Rovio, the company behind the wildly popular Angry Birds game franchise, is denying claims that it provides user information to government surveillance organizations such as the NSA. The denial follows reports that security documents leaked by Edward Snowden show Rovio has been cooperating with government agencies collecting personal information without search warrants. If government agencies are collecting user data, but Rovio isn't cooperating, where is the weak point in the information chain?
Angry Birds: We're not helping spies
The documents allege claim that Angry Birds, as well as other mobile device apps, transmit personal information information. Some apps offer up more than what type of smartphone someone has and go so far as to transmit sexual orientation and sexual preferences, according to The Guardian.
"We do not collaborate, collude, or share data with spy agencies anywhere in the world," said Rovio Entertainment CEO Mikael Hed. "As the alleged surveillance might be happening through third party advertising networks, the most important conversation to be had is how to ensure user privacy is protected while preventing the negative impact on the whole advertising industry and the countless mobile apps that rely on ad networks."
Mr. Hed is saying if information is being collected, it's coming from in-app advertisers, which happen to be the primary source of revenue for many games, including Angry Birds. He commented,
The alleged surveillance may be conducted through third party advertising networks used by millions of commercial web sites and mobile applications across all industries. If advertising networks are indeed targeted, it would appear that no internet-enabled device that visits ad-enabled web sites or uses ad-enabled applications is immune to such surveillance.
What isn't clear from Mr. Hed's statement is exactly what information Rovio apps are transmitting from user's devices to the company, and whether or not it is encrypted. The Mac Observer has reached out to Rovio for clarification, but hasn't yet received a response. The company does collect some data anonymously to use for targeted advertising in its apps.
Rovio's published policy states,
On the iOS, Rovio games do not use any specific data, unless explicitly asking for permission to do so. Coarse location based on metadata, such as network IP address, is used to target ads. This prevents, for example, people in Europe getting ads about marketing campaigns in the US.
Other companies, such as Apple, have publicly denied giving the NSA and other agencies direct access to customer information. Earlier this week, Apple CEO Tim Cook denied government agencies have access to company servers, adding "They would have to cart us out in a box for that."
If online advertising companies are the actual target of government spying, the big questions are which agencies are involved, and will app makers continue to use them to generate revenue. Assuming advertising companies are the target, that's a big problem because developers rely on that revenue stream to stay in business. Cutting off the cash flow, no matter how noble the cause, can drive companies out of business.
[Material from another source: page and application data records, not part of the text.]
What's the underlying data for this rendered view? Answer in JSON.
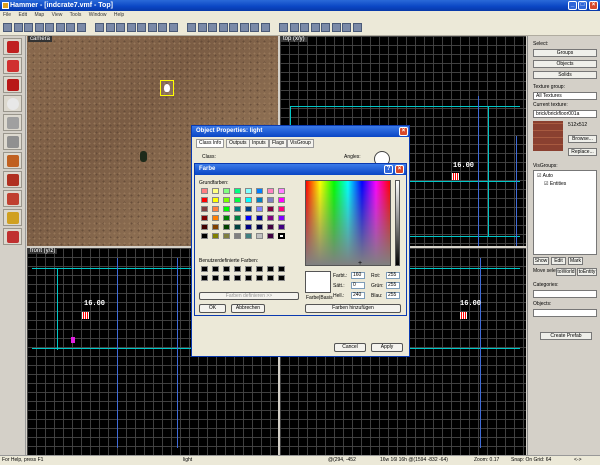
{
  "window": {
    "title": "Hammer - [indcrate7.vmf - Top]"
  },
  "menu": [
    "File",
    "Edit",
    "Map",
    "View",
    "Tools",
    "Window",
    "Help"
  ],
  "views": {
    "camera": "camera",
    "top": "top (x/y)",
    "front": "front (y/z)",
    "side_label": "16.00"
  },
  "labels": {
    "top_value": "16.00",
    "front_value": "16.00"
  },
  "right_panel": {
    "select_label": "Select:",
    "groups": "Groups",
    "objects": "Objects",
    "solids": "Solids",
    "texture_group_label": "Texture group:",
    "texture_group_value": "All Textures",
    "current_texture_label": "Current texture:",
    "current_texture_value": "brick/brickfloor001a",
    "texture_size": "512x512",
    "browse": "Browse...",
    "replace": "Replace...",
    "visgroups_label": "VisGroups:",
    "auto": "Auto",
    "entities": "Entities",
    "show": "Show",
    "edit": "Edit",
    "mark": "Mark",
    "move_selected": "Move selected:",
    "to_world": "toWorld",
    "to_entity": "toEntity",
    "categories_label": "Categories:",
    "objects_label": "Objects:",
    "create_prefab": "Create Prefab"
  },
  "statusbar": {
    "help": "For Help, press F1",
    "object": "light",
    "coords": "@(294, -452",
    "size": "16w 16l 16h @(1594 -832 -64)",
    "zoom": "Zoom: 0.17",
    "snap": "Snap: On Grid: 64",
    "extra": "<->"
  },
  "object_dialog": {
    "title": "Object Properties: light",
    "tabs": [
      "Class Info",
      "Outputs",
      "Inputs",
      "Flags",
      "VisGroup"
    ],
    "class_label": "Class:",
    "angles_label": "Angles:",
    "cancel": "Cancel",
    "apply": "Apply"
  },
  "color_dialog": {
    "title": "Farbe",
    "help": "?",
    "basic_colors": "Grundfarben:",
    "custom_colors": "Benutzerdefinierte Farben:",
    "define_custom": "Farben definieren >>",
    "ok": "OK",
    "cancel": "Abbrechen",
    "color_solid": "Farbe|Basis",
    "hue_label": "Farbt.:",
    "hue": "160",
    "sat_label": "Sätt.:",
    "sat": "0",
    "lum_label": "Hell.:",
    "lum": "240",
    "red_label": "Rot:",
    "red": "255",
    "green_label": "Grün:",
    "green": "255",
    "blue_label": "Blau:",
    "blue": "255",
    "add_custom": "Farben hinzufügen",
    "basic_palette": [
      "#ff8080",
      "#ffff80",
      "#80ff80",
      "#00ff80",
      "#80ffff",
      "#0080ff",
      "#ff80c0",
      "#ff80ff",
      "#ff0000",
      "#ffff00",
      "#80ff00",
      "#00ff40",
      "#00ffff",
      "#0080c0",
      "#8080c0",
      "#ff00ff",
      "#804040",
      "#ff8040",
      "#00ff00",
      "#008080",
      "#004080",
      "#8080ff",
      "#800040",
      "#ff0080",
      "#800000",
      "#ff8000",
      "#008000",
      "#008040",
      "#0000ff",
      "#0000a0",
      "#800080",
      "#8000ff",
      "#400000",
      "#804000",
      "#004000",
      "#004040",
      "#000080",
      "#000040",
      "#400040",
      "#400080",
      "#000000",
      "#808000",
      "#808040",
      "#808080",
      "#408080",
      "#c0c0c0",
      "#400040",
      "#ffffff"
    ]
  }
}
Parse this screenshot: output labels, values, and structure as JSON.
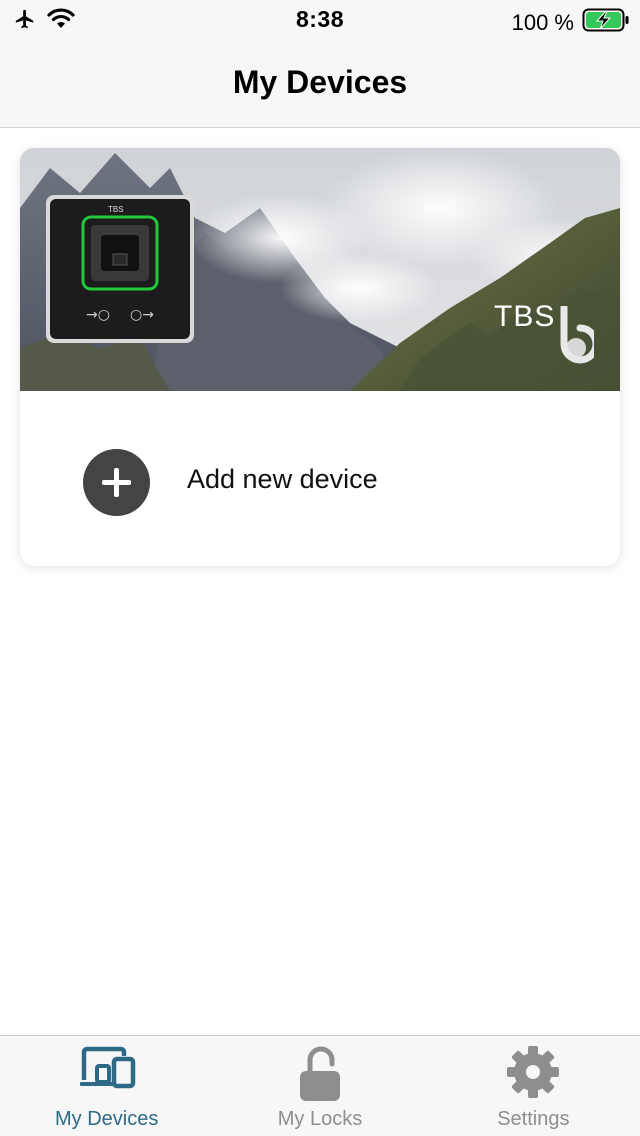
{
  "status_bar": {
    "time": "8:38",
    "battery_percent": "100 %",
    "icons": [
      "airplane-icon",
      "wifi-icon",
      "battery-charging-icon"
    ]
  },
  "header": {
    "title": "My Devices"
  },
  "device_card": {
    "banner_logo_text": "TBS",
    "reader_brand_text": "TBS",
    "add_label": "Add new device",
    "add_icon": "plus-icon"
  },
  "tab_bar": {
    "tabs": [
      {
        "label": "My Devices",
        "icon": "devices-icon",
        "active": true
      },
      {
        "label": "My Locks",
        "icon": "lock-icon",
        "active": false
      },
      {
        "label": "Settings",
        "icon": "gear-icon",
        "active": false
      }
    ]
  },
  "colors": {
    "accent": "#2e6a86",
    "inactive": "#8e8e8e",
    "bar_background": "#f7f7f7",
    "add_button": "#444444",
    "battery_green": "#34c759"
  }
}
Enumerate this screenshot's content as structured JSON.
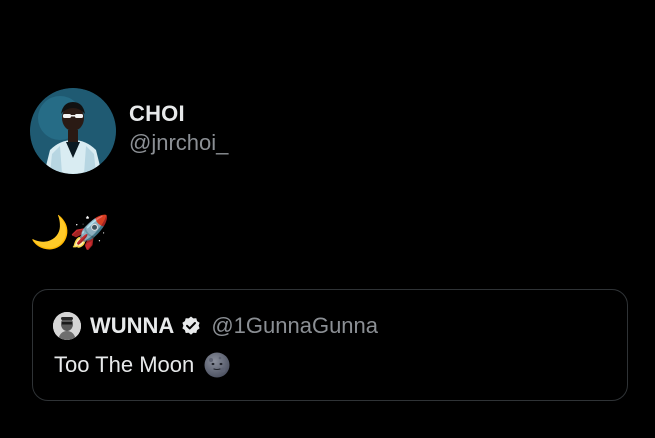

The upside to the privacy concerns the Snowden documents make is that technology companies and app developers are already looking at ways to improve security to keep prying eyes out, regardless of where those eyes come from: the private sector, or the government.
[Some image elements courtesy Shutterstock]